# [Record excerpts]
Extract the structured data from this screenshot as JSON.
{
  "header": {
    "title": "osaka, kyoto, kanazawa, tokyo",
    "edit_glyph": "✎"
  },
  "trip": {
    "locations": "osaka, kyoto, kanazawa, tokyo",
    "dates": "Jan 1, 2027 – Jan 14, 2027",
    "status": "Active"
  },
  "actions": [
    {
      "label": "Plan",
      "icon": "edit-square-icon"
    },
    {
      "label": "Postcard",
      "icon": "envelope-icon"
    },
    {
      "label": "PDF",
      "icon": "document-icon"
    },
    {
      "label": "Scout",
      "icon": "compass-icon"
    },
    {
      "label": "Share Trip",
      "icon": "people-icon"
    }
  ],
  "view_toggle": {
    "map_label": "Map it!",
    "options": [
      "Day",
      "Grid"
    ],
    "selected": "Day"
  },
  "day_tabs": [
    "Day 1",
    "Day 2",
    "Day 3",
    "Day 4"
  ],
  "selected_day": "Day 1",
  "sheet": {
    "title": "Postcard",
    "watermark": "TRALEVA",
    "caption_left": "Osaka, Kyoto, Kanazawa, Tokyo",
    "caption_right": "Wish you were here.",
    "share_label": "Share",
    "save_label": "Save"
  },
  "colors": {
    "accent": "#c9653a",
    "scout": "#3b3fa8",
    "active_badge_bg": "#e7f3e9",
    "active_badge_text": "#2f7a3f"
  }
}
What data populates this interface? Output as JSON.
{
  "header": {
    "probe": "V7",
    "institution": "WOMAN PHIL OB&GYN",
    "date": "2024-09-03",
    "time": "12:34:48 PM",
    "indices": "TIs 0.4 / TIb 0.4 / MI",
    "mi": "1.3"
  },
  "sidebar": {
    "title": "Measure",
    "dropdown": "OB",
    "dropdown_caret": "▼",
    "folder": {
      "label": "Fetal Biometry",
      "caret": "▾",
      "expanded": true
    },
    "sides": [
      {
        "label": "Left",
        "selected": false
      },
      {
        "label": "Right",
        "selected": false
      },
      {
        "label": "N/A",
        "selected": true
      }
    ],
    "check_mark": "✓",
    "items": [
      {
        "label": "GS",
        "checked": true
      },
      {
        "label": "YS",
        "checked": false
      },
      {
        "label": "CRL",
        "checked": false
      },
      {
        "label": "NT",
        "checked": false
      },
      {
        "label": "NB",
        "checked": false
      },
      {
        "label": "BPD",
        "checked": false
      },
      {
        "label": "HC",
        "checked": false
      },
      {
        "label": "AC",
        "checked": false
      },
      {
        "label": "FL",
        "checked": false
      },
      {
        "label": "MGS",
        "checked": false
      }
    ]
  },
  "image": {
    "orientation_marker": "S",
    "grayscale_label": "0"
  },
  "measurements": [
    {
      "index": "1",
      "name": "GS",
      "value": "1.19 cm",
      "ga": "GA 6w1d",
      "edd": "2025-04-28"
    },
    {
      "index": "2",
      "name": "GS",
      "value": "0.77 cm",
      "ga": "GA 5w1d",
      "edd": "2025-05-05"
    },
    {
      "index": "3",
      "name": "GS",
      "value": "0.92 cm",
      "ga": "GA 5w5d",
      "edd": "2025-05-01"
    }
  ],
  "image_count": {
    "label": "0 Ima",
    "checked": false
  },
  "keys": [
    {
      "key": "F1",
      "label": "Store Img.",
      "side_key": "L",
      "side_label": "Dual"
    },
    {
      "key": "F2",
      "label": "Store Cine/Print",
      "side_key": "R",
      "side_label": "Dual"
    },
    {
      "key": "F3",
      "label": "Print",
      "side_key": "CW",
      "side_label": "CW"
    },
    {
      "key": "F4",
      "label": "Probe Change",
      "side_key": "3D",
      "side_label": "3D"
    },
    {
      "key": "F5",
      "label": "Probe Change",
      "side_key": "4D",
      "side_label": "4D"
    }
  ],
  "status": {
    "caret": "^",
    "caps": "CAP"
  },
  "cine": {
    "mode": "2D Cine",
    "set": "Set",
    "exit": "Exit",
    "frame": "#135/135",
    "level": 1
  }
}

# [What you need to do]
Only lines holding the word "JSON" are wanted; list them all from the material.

# [Result]
Extract the structured data from this screenshot as JSON.
What data populates this interface? Output as JSON.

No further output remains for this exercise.